▸ EXERCISE DESCRIPTION: Within the material below, how many lines carry the word "this"? Only that number is wanted.
────
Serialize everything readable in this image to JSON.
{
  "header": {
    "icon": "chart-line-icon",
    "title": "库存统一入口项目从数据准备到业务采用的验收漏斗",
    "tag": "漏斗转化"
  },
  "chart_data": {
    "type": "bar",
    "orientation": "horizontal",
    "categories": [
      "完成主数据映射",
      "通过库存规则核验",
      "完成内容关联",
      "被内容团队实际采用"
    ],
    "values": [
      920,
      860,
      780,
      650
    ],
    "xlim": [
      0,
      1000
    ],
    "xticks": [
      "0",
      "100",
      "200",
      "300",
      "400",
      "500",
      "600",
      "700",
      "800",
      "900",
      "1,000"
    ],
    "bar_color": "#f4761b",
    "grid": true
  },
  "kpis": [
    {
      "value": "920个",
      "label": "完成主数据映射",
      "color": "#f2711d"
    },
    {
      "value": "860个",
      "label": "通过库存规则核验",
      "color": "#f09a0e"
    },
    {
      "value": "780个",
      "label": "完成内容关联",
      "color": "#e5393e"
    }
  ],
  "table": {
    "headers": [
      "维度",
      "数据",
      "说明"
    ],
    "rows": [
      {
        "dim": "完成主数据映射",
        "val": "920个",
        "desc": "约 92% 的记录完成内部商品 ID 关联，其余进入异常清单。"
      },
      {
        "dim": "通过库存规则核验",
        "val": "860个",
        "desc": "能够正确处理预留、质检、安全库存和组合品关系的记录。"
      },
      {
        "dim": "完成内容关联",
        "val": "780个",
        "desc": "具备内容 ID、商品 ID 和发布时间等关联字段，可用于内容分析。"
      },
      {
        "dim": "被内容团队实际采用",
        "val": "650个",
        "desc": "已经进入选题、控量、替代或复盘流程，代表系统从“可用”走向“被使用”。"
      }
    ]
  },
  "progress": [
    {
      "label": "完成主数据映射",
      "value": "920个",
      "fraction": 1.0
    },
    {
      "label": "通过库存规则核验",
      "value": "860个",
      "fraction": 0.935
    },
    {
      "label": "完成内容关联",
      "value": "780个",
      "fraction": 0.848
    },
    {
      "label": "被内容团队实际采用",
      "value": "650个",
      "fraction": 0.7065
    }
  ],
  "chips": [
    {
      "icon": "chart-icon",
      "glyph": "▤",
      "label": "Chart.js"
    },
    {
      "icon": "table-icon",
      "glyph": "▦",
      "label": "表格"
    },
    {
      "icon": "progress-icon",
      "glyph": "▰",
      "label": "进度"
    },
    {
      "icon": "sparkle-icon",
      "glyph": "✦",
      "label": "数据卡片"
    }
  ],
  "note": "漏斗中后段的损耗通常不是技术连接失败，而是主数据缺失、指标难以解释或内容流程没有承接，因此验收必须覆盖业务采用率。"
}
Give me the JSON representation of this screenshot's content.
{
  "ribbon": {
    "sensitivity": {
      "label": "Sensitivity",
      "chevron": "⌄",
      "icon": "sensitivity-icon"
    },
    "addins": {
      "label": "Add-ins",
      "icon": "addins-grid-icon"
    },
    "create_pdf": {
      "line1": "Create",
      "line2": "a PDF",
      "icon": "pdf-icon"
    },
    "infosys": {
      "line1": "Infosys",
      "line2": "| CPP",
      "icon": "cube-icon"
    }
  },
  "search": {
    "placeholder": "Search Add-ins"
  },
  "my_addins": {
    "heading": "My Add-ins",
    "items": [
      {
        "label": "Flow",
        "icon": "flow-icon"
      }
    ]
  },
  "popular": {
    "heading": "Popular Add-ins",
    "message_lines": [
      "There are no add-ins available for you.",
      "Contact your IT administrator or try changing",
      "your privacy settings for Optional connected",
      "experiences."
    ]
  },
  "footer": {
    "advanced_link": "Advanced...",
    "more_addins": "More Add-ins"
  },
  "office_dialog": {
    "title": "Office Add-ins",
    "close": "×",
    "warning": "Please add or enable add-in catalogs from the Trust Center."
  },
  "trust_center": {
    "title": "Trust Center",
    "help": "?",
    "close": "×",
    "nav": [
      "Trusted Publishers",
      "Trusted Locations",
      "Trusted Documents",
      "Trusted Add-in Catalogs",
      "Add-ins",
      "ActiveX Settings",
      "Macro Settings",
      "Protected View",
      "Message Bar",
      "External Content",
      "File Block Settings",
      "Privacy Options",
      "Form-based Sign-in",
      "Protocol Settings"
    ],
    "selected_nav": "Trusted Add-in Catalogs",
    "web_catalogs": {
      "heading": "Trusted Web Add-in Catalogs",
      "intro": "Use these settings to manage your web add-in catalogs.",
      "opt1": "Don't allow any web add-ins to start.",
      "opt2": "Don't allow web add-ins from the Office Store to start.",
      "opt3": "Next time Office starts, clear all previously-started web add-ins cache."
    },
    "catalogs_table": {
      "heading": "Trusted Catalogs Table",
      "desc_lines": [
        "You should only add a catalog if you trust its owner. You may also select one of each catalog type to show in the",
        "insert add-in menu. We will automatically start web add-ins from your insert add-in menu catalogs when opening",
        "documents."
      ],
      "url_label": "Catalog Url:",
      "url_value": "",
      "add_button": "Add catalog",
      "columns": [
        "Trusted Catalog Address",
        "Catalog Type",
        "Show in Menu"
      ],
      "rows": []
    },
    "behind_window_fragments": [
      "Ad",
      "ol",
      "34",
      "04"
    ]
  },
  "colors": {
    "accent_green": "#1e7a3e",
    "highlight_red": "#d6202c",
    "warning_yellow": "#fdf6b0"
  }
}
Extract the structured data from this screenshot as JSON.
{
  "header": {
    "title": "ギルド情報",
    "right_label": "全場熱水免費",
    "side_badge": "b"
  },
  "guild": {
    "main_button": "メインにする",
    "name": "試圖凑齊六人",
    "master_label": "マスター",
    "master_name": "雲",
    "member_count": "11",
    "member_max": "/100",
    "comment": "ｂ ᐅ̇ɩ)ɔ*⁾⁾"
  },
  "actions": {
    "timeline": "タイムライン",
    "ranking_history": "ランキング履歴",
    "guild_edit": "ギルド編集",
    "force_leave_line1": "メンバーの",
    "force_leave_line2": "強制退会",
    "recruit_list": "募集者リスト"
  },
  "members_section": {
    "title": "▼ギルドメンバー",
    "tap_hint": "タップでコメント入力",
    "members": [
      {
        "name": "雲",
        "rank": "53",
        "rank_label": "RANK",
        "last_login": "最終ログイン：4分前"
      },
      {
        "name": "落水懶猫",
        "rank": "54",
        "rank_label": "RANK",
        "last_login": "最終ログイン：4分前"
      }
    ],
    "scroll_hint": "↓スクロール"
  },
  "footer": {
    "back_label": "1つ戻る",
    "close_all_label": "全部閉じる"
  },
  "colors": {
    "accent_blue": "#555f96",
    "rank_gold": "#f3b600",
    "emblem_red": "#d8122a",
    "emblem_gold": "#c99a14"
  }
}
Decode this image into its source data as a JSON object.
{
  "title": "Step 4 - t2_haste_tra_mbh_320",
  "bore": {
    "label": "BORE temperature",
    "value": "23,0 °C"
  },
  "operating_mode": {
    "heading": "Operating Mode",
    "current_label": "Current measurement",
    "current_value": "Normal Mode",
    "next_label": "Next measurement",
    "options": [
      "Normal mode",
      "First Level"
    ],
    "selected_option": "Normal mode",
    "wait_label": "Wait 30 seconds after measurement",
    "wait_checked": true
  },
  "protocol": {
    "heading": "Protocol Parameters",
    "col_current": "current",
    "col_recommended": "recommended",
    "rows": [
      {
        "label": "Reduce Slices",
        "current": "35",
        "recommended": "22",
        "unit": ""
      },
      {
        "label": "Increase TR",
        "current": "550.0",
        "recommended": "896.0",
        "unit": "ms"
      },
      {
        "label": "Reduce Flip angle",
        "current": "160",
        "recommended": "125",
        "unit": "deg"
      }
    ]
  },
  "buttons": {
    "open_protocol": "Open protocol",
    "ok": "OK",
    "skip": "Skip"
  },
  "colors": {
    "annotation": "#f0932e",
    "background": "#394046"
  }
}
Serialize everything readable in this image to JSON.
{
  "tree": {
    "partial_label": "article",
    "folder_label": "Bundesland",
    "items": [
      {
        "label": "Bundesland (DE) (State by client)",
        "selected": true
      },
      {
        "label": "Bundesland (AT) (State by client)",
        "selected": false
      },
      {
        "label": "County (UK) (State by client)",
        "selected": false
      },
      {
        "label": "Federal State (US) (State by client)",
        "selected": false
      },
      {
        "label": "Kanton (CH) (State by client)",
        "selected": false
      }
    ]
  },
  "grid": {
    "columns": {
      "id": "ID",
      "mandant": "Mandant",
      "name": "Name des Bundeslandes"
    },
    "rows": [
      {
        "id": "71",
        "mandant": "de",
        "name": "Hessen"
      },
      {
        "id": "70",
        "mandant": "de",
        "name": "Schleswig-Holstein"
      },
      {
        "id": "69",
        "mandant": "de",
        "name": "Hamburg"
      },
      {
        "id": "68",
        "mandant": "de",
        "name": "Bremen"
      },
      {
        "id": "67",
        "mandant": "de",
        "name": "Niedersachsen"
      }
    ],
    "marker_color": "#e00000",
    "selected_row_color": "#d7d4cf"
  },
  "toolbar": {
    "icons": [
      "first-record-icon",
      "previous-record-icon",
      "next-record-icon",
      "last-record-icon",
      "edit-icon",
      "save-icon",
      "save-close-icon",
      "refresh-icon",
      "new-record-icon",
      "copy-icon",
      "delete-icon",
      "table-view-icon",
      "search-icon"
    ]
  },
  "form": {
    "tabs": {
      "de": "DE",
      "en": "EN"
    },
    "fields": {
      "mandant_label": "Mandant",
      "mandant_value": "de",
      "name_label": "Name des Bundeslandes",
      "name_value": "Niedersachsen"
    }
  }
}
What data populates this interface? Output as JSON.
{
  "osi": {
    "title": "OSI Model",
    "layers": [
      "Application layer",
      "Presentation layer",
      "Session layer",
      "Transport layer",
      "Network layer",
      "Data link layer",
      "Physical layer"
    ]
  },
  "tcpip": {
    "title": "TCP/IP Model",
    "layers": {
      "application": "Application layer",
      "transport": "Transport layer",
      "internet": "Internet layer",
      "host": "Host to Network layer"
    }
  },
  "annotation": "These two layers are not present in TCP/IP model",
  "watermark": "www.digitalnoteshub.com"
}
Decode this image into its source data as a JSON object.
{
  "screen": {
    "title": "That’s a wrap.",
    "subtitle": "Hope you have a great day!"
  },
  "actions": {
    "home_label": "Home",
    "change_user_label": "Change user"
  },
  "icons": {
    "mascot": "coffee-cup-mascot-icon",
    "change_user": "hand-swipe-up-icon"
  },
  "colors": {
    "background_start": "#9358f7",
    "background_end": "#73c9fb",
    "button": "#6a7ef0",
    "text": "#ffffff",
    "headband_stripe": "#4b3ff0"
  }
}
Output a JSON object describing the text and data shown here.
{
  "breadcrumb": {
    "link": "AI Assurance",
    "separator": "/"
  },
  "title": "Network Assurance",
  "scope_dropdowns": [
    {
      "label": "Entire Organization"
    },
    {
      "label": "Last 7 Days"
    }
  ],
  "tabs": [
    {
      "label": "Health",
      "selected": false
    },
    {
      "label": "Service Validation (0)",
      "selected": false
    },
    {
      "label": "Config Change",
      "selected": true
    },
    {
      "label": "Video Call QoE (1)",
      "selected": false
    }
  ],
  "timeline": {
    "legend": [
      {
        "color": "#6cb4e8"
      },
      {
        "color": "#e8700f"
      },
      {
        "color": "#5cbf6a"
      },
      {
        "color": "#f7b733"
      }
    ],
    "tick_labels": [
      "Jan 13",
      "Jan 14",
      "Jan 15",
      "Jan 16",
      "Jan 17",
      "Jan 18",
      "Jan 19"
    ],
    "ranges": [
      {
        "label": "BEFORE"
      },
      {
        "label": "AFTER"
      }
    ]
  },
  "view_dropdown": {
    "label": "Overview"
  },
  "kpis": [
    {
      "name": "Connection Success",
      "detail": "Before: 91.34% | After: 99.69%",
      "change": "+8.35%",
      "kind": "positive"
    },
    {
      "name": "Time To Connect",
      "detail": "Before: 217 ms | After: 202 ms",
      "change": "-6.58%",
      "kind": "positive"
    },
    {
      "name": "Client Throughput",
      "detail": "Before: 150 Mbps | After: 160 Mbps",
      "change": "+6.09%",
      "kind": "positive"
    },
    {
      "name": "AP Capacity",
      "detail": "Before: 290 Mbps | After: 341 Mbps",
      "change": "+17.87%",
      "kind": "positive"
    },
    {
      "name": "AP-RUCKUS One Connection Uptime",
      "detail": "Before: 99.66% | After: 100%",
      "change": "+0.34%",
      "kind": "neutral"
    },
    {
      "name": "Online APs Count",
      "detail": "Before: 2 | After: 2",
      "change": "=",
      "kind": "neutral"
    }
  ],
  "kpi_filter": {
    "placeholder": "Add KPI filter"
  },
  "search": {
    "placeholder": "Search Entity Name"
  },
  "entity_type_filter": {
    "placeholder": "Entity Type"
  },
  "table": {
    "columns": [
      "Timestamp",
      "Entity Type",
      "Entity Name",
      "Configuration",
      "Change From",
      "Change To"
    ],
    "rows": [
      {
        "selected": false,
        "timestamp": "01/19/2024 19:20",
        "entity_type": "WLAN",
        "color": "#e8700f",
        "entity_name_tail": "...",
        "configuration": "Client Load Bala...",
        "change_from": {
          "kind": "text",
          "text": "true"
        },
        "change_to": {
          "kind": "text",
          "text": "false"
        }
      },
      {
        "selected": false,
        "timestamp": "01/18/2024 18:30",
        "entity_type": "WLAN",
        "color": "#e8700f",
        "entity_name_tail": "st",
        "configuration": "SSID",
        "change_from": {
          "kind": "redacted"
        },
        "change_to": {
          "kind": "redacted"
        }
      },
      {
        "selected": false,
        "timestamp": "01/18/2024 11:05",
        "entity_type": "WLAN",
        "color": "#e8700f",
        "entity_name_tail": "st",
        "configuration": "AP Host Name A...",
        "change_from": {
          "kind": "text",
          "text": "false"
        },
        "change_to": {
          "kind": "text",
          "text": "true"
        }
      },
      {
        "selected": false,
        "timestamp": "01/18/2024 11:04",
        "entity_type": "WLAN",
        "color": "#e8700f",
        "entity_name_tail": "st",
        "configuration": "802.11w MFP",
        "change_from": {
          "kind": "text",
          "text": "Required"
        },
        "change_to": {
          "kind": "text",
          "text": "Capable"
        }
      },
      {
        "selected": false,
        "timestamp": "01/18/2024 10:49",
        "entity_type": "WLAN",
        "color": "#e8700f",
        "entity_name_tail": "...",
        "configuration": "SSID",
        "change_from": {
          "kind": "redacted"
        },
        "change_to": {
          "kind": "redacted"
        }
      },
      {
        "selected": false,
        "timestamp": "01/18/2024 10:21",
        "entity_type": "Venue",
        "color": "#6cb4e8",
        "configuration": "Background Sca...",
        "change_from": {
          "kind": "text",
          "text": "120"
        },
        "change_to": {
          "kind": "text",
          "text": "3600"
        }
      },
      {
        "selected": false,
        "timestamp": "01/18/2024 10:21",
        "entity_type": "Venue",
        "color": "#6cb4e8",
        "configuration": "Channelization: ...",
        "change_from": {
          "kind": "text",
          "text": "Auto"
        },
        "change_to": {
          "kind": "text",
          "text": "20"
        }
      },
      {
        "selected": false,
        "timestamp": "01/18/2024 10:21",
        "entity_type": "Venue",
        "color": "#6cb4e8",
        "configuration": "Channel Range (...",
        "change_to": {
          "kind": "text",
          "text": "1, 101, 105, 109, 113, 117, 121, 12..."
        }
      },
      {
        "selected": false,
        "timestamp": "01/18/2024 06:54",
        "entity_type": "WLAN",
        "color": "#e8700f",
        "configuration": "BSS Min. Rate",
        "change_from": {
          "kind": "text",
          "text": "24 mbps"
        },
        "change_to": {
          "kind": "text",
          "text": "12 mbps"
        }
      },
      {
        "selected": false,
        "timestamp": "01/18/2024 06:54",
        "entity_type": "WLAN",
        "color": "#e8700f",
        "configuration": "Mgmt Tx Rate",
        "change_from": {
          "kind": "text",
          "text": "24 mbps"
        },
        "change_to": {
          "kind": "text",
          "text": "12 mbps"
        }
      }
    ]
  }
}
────
▸ SOLUTION TO THE PROBLEM: 7